Supplied records Start Marker
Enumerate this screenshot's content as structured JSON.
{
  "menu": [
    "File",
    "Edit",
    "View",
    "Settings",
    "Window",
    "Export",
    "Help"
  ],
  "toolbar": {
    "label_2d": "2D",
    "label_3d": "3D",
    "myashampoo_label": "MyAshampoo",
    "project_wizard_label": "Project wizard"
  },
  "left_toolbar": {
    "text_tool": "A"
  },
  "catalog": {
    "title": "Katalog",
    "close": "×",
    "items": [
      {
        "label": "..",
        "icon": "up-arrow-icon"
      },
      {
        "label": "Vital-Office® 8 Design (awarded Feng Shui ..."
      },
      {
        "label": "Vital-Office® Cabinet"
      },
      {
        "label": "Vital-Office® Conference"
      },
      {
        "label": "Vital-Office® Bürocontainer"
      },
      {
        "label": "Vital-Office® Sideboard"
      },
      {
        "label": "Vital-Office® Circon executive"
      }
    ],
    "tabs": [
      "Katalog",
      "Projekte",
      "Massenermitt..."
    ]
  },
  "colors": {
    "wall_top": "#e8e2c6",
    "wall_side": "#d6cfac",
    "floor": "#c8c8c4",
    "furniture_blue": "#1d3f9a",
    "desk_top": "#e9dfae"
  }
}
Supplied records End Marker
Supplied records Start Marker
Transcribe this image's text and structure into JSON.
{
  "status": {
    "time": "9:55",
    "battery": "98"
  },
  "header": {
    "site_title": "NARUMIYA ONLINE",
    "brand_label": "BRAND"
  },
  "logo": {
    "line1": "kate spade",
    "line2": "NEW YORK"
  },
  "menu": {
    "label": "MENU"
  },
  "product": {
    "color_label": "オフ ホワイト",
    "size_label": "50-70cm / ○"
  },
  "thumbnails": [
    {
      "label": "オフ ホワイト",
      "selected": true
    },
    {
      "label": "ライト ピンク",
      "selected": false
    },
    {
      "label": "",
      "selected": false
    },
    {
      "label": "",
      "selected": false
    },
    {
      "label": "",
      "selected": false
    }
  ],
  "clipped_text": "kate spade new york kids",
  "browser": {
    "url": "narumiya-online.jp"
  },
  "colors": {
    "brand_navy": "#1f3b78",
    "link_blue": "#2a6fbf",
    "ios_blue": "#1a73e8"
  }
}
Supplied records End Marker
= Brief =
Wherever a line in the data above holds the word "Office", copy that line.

= Solution for this problem =
        "label": "Vital-Office® 8 Design (awarded Feng Shui ..."
        "label": "Vital-Office® Cabinet"
        "label": "Vital-Office® Conference"
        "label": "Vital-Office® Bürocontainer"
        "label": "Vital-Office® Sideboard"
        "label": "Vital-Office® Circon executive"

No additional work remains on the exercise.